Men Chose Chicken and Meat; Women Opt for Fruits and Veggies, Survey Shows
WebMD News Archive
March 19, 2008 -- Vive le difference: when it comes to eating, men and women
seem to prefer different foods.
A new telephone survey of thousands of Americans shows that men are more
likely to eat meat and chicken, and women are more likely to eat fruits and vegetables.
Researchers talked to 14,660 American adults from May 2006 to April 2007. Of
the total number of respondents, 5,595 were men and 9,065 women.
In the survey, men were more likely to be meat and poultry eaters, enjoying
chicken, duck, veal, and ham. They also were more likely than women to eat
shrimp and oysters.
Women had a greater likelihood to eat vegetables, especially carrots and
tomatoes, and fruits such as strawberries and raspberries. They were also more
likely to eat almonds and walnuts.
There were some exceptions. Men were significantly more likely than women to
eat asparagus and brussels sprouts. Women were more likely to nibble fresh
hamburger, while men preferred frozen.
(Do you eat differently
than your mate?

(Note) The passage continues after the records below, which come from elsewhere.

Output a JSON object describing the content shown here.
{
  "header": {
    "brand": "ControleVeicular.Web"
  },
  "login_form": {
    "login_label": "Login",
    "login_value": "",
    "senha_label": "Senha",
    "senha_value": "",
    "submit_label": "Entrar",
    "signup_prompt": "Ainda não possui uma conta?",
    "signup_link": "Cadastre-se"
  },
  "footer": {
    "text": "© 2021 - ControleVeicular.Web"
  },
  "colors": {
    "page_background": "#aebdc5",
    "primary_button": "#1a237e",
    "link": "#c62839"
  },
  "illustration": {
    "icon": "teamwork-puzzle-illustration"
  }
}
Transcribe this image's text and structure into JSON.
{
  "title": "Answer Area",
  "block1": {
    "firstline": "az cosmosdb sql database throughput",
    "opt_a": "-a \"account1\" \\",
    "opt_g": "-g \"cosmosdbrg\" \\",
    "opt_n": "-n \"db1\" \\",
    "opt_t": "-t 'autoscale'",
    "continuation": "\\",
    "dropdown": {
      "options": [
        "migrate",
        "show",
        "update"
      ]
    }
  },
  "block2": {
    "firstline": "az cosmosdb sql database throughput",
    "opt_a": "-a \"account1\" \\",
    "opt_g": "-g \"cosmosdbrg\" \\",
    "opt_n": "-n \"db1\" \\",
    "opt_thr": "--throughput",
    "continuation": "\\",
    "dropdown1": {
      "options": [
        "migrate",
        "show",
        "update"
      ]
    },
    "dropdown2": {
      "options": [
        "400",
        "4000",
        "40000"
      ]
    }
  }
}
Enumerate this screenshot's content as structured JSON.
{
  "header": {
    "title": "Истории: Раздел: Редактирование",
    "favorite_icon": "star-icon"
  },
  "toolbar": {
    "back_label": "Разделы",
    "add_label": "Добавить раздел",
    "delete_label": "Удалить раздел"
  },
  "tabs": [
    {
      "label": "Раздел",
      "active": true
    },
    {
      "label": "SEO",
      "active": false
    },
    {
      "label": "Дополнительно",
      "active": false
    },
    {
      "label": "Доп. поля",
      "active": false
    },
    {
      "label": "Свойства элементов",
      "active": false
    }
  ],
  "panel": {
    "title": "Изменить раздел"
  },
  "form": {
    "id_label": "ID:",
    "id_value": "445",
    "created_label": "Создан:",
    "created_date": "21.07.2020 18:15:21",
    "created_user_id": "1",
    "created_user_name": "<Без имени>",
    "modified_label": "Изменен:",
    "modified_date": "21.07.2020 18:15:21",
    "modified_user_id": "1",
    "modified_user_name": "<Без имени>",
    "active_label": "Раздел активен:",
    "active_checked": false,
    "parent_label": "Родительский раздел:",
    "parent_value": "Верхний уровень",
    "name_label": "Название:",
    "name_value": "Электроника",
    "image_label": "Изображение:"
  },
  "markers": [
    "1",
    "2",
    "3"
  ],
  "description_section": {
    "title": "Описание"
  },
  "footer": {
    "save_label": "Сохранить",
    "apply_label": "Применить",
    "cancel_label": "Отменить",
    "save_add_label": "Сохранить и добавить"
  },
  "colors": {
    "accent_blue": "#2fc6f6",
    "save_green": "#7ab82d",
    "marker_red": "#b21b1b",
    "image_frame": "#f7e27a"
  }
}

Compare and tell us what the differences are and what you
would like to change about his or her eating habits on WebMD's
Healthy Cooking: Elaine Magee, RD, message board.)
When it comes to eating foods that are high risk for food poisoning, women surveyed
were more likely to consume alfalfa sprouts, and men more often opted for runny
eggs and undercooked hamburger. No other significant gender differences were
noticed when it came to eating the risky foods. Researchers looked at six foods
considered high risk for food-borne illness:
- Pink hamburger
- Raw oysters
- Unpasteurized milk
- Cheese made from unpasteurized milk
- Runny eggs
- Alfalfa sprouts
Study authors say they hope the findings will help health educators come up
with quick solutions during outbreaks of food-borne illness.
"The reason we looked at consumption and risky behaviors was to see if
there was a statistically significant difference between men and women. And if
there is, this information could be used by health educators to target
interventions," said researcher Beletshachew Shiferaw in a news
Shiferaw added "there was such a variety of data, we thought it would be
interesting to see whether there were any gender differences. To our knowledge,
there have been studies in the literature on gender differences in eating
habits, but nothing this extensive."
The research was conducted by the Food Disease Active Surveillance Network.
The findings were presented at the 2008 International Conference on Emerging
Infectious Diseases in Atlanta.